We noticed that you're using an unsupported browser. The TripAdvisor website may not display properly.We support the following browsers: Windows: Internet Explorer, Mozilla Firefox, Google Chrome. Mac: Safari.
This gate was constructed in 1395 as the main entrance from the majestic Sejong Boulevard into Kyongbuk Palace. Three arched gates and a two-story pavilion are typical of the architectural design of that period. Completely reconstructed after years...more
I loved starting here then heading to the shopping street. It's huge and majestic. I hadn't seen the castles yet, so this impressed me maybe more than it should. Kind of a pain you have to cross the street to get there, but well worth...More
This gate is located at the South end of Gyeongbokgung Palace and where the guards are stationed for the Changing of the Guard Ceremony. There is no admission fee to pass through the Gwanghwamun Gate to observe the Changing of the Guard Ceremony.
The southern gate of Gyeongbokgung Palace.
Some parts such as a banner, roofs and paçade might be old, probably. But, it looked quite new overall. I would've liked it better if bricks looked old.
The southern and the main gate of Gyeongbokgung Palace. Lots of...More
The gate connecting the palace with the Gwanghwamun square - this gate is similar to hundreds others. Nothing too great about it but I liked these Korean gates built at a lot of places. Shows the history of Korea though they seem to have been...More

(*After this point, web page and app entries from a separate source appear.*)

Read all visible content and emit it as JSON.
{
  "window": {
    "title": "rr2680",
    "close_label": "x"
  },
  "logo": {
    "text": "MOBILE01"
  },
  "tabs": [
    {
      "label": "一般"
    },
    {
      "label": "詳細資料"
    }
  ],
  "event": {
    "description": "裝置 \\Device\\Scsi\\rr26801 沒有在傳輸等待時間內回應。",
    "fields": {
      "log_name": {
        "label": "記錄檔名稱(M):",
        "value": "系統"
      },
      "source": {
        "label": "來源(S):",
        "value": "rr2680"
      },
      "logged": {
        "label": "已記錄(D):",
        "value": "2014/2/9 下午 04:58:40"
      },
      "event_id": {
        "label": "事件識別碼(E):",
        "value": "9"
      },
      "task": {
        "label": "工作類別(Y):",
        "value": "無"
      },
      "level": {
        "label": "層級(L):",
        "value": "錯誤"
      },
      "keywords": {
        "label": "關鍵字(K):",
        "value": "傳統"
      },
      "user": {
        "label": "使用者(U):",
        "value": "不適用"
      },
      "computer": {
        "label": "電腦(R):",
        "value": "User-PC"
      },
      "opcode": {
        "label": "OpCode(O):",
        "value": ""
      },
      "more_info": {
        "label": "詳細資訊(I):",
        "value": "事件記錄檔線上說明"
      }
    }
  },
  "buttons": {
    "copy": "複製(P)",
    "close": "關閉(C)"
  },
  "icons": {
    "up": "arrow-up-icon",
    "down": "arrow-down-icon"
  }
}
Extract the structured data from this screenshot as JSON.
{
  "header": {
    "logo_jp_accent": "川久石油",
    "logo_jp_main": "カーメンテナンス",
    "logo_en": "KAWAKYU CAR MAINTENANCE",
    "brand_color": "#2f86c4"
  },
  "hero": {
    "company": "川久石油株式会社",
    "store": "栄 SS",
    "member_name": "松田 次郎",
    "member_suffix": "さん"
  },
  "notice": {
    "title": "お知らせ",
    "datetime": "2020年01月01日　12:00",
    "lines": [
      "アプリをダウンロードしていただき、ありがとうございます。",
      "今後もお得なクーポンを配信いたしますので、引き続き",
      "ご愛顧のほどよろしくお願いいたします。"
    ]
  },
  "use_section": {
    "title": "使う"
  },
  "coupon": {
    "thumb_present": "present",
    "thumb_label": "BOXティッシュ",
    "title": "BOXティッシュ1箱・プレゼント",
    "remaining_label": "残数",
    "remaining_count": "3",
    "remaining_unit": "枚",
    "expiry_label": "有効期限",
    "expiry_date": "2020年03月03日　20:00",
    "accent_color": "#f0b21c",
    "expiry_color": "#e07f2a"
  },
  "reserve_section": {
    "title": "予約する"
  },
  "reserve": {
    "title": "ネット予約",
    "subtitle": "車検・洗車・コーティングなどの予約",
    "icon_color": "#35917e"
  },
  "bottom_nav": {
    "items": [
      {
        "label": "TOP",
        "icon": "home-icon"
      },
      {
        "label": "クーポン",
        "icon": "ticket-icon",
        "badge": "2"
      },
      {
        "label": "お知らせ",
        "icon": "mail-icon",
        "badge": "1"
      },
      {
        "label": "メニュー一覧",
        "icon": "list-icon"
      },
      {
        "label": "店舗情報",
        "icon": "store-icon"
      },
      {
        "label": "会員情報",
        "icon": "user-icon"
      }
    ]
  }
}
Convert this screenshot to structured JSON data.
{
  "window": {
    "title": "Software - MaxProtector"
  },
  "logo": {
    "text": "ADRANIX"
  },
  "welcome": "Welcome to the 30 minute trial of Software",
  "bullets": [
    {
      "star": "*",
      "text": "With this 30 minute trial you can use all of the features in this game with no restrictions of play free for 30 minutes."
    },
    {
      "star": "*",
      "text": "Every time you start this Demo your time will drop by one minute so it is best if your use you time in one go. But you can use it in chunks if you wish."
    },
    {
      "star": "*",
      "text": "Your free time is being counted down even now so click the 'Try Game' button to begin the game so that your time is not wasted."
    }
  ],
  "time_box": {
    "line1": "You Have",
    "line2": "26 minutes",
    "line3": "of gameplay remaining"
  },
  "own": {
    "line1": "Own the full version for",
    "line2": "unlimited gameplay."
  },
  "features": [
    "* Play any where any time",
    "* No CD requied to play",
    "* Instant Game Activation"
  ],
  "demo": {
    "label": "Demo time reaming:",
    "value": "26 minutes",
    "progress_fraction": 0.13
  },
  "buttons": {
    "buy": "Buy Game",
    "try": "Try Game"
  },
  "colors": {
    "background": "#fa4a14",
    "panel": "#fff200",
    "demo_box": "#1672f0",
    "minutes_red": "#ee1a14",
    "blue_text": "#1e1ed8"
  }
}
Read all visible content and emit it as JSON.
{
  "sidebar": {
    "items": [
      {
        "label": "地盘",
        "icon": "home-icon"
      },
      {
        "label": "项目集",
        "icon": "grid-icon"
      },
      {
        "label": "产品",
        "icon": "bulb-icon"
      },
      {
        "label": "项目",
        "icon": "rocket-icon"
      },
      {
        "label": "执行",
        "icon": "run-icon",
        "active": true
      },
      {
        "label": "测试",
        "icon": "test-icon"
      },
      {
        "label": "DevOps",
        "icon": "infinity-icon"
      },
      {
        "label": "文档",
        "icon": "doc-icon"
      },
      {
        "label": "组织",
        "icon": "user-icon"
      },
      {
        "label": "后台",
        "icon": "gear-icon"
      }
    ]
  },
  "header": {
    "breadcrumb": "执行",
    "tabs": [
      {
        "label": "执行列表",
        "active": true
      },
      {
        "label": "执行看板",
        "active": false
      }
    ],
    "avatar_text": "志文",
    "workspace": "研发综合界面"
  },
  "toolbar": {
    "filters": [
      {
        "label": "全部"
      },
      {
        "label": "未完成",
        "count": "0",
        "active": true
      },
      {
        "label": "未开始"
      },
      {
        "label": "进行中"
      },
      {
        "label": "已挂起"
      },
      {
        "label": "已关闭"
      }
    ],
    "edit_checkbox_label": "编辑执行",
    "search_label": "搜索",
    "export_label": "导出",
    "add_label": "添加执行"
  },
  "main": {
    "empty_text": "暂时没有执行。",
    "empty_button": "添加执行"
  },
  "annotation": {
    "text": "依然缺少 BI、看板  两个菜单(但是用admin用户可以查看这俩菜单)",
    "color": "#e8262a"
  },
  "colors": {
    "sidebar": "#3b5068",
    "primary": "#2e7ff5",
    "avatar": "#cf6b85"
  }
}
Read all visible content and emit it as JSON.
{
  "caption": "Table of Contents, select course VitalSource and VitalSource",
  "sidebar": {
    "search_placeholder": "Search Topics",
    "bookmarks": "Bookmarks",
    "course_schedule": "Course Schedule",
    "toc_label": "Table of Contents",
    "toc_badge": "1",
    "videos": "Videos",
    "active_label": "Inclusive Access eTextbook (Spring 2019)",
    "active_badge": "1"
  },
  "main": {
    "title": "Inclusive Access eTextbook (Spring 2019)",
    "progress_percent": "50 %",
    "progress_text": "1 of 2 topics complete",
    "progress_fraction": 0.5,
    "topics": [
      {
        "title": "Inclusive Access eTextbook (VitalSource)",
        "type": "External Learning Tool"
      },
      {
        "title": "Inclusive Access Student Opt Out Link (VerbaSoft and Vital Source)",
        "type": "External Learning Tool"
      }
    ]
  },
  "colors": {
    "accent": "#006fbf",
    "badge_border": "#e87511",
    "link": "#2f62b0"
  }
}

The building are really old and have a historical-cultural look that really mesmerizing. At the end of the journey, you might have wanted to have another round of it. You'll feel mysterious and full of curiosity on the amazing structure and allocation of building there.
If Gwanghwamun is the unofficial living room of Seoul, Jongno is the main hallway connecting some of Seoul’s most important historic sites and neighbourhoods. Being one of Seoul’s oldest neighbourhoods, the area is rich with history and culture in its palaces, shrines, and temples. Stand in the centre of Gwanghwamun Square with Gyeongbokgung Palace and Mt. Bugak in front of you, King Sejong the Great statue
behind you, and modern office buildings encircling you—it’s one of the best ways to experience both past and present Seoul in one spot. The main street of Jongno is mostly dotted with restaurants and cafes, but explore deeper within its intricate alleys to pass decades-old restaurants, mom-and-pop shops, and pojangmachas (tents that open at night for quick bites and drinks) and life seems to run just as it did a decade or two ago. Don’t forget to stop at Gwangjang Market, Korea’s oldest traditional market, where it’s just as fun to explore as it is to eat the affordable market dishes that locals have been enjoying since the market first opened in 1905. For a break from urban life, walk along the restored Cheonggyecheon Stream that runs parallel to Jongno for a moment of natural refuge in metropolitan Seoul.